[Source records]
<<<<
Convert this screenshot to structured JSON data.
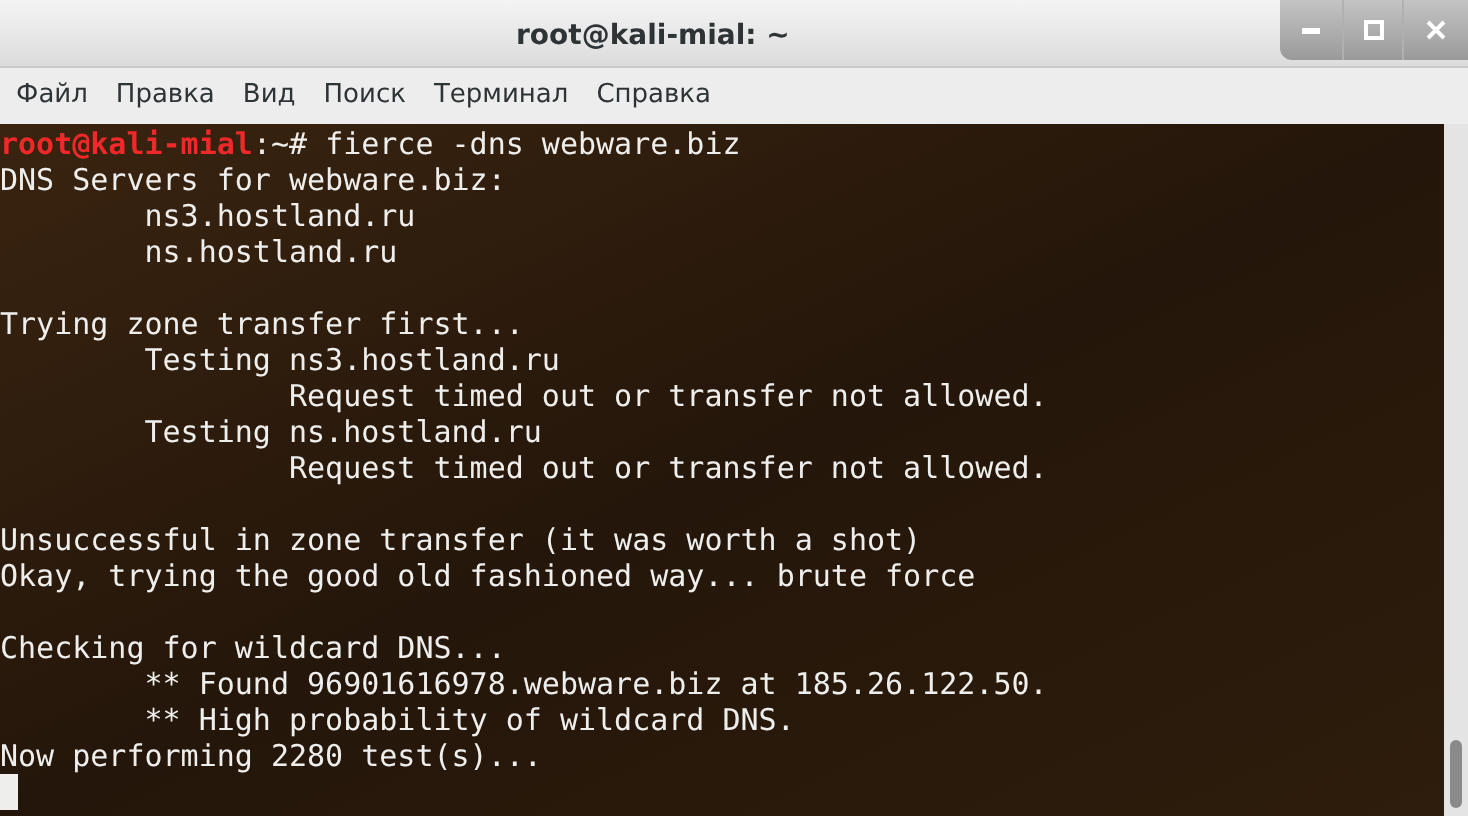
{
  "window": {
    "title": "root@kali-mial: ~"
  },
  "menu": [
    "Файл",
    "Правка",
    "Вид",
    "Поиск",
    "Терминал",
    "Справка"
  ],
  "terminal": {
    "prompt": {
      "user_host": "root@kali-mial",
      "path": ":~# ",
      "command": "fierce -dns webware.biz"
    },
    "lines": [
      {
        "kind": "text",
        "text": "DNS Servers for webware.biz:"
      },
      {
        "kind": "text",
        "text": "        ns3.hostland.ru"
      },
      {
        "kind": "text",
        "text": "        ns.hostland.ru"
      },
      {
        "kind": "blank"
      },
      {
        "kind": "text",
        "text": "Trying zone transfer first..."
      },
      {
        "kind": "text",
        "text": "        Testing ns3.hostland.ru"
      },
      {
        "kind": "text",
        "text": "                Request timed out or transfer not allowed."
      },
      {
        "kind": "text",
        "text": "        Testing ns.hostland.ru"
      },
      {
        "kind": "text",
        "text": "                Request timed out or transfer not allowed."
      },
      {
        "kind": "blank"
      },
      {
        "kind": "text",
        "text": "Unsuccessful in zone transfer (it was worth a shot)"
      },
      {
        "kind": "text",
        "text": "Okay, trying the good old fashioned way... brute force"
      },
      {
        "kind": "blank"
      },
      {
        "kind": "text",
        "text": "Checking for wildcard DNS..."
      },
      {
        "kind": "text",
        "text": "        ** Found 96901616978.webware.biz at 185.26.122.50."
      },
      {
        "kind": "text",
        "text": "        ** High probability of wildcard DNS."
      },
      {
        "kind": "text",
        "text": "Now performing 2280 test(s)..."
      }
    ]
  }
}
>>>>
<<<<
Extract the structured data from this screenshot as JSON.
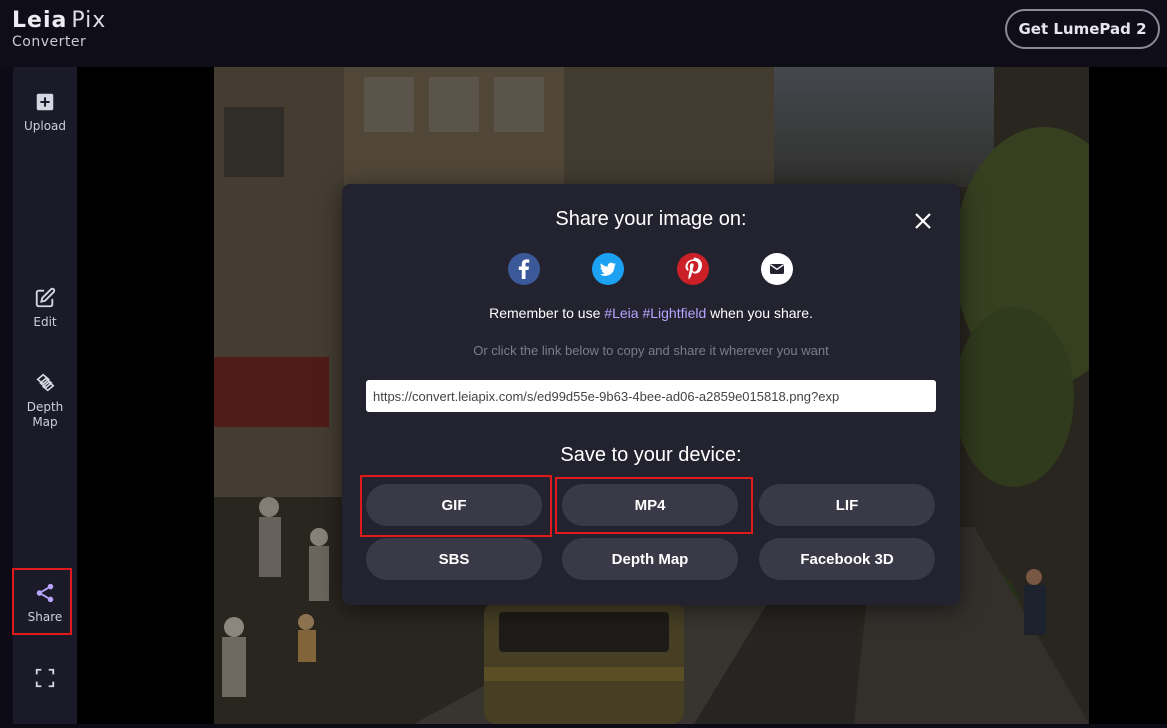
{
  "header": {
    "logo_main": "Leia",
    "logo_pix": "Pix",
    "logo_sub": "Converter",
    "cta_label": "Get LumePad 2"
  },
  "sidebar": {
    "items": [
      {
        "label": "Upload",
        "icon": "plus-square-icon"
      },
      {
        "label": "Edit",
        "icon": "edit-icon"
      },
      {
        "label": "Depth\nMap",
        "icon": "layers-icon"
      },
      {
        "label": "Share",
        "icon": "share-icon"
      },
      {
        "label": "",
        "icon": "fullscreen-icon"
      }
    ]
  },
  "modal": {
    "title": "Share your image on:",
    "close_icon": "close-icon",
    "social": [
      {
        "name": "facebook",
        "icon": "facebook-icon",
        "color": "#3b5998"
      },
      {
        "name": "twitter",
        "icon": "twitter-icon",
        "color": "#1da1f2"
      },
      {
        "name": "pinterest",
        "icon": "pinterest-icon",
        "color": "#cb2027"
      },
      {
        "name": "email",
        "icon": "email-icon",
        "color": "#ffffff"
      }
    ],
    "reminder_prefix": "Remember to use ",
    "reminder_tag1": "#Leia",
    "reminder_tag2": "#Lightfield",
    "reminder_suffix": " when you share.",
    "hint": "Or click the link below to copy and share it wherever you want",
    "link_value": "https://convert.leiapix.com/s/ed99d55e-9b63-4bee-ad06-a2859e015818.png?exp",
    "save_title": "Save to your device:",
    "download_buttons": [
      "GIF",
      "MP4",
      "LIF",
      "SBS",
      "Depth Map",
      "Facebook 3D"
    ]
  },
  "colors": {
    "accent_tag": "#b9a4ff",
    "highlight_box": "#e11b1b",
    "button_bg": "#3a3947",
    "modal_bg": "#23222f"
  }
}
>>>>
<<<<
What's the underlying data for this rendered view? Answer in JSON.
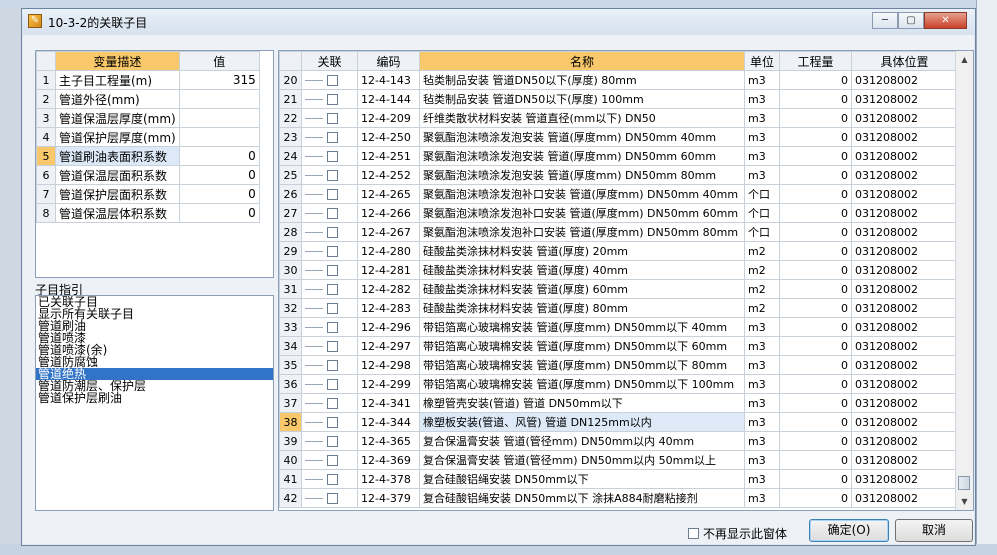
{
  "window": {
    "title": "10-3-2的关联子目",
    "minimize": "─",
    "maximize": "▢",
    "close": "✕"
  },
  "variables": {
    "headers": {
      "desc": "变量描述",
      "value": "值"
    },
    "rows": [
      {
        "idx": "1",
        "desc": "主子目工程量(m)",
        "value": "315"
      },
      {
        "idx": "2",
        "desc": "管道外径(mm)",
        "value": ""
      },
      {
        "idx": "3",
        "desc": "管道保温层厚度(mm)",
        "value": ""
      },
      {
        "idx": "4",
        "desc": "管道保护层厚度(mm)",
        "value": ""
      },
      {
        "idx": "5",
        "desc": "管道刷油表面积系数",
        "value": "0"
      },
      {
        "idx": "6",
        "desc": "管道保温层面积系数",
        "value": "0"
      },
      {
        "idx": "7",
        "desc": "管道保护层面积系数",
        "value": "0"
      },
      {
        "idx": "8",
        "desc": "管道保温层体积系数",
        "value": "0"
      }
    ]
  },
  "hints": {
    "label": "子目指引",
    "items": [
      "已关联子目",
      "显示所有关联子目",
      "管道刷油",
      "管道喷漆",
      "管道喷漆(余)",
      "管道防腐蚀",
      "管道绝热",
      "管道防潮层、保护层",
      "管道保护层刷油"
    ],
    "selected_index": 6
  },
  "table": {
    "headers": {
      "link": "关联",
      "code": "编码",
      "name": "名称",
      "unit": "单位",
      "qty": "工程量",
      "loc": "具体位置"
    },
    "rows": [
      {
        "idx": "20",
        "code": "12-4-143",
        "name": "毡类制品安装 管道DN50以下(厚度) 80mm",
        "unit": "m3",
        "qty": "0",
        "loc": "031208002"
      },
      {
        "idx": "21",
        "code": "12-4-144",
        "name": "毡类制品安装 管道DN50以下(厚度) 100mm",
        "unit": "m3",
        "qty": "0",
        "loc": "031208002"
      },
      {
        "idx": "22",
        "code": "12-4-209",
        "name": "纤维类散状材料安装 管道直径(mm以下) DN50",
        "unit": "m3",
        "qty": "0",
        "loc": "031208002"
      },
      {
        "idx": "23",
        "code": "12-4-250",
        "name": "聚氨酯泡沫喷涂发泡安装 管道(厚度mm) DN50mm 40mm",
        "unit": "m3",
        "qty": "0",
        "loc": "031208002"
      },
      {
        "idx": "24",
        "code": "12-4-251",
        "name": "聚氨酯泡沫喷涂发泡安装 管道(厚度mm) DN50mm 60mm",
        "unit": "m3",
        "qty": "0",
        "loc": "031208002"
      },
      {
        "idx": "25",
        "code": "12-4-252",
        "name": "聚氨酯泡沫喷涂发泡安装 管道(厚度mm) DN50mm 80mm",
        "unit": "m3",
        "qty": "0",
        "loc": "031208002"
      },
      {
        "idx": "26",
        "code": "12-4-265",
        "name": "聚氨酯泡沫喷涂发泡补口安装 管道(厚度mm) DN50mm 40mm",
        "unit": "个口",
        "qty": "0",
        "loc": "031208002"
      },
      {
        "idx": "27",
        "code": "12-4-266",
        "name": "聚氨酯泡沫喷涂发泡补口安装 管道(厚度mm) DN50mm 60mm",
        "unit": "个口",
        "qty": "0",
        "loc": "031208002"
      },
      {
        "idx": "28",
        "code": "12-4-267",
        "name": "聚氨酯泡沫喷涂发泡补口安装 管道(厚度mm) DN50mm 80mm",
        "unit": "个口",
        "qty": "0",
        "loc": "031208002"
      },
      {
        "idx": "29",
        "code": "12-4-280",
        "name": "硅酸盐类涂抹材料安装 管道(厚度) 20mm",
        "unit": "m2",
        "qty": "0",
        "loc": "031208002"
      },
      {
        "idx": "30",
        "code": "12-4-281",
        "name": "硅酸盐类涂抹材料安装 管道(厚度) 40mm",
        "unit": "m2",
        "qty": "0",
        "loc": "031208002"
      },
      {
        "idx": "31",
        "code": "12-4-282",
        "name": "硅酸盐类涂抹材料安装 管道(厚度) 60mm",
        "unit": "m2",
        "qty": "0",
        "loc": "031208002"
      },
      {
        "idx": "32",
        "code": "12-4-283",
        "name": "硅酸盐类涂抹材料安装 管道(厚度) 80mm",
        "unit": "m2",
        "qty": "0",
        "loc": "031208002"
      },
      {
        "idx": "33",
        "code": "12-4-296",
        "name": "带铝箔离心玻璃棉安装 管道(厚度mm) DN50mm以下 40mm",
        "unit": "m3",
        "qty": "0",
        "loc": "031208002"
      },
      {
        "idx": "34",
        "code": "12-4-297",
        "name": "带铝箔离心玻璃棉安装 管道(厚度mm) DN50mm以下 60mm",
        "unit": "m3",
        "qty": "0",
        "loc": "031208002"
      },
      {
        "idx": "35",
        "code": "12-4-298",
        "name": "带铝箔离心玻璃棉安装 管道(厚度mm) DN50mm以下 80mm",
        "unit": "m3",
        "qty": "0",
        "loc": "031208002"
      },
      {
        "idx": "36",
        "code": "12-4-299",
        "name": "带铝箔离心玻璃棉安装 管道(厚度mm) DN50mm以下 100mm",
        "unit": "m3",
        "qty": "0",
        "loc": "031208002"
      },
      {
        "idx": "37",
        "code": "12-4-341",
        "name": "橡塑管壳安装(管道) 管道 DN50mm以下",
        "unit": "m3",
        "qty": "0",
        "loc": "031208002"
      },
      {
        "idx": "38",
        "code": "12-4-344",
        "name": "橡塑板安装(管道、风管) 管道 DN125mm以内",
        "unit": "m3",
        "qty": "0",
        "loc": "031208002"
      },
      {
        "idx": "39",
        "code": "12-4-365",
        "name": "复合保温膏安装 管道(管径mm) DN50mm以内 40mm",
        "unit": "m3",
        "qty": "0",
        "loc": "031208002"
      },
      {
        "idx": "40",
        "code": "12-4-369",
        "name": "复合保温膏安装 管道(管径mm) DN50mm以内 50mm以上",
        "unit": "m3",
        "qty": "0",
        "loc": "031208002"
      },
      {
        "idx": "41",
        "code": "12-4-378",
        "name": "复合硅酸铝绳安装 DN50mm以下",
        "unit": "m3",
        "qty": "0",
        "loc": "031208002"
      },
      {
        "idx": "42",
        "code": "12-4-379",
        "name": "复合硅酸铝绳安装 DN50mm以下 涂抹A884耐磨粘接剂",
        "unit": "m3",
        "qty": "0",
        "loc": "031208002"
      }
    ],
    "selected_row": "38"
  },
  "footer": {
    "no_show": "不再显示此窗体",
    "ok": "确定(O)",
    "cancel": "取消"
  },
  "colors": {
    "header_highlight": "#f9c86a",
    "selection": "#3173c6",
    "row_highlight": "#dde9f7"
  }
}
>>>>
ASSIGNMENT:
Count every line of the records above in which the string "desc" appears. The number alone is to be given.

ANSWER TO THIS EXERCISE:
9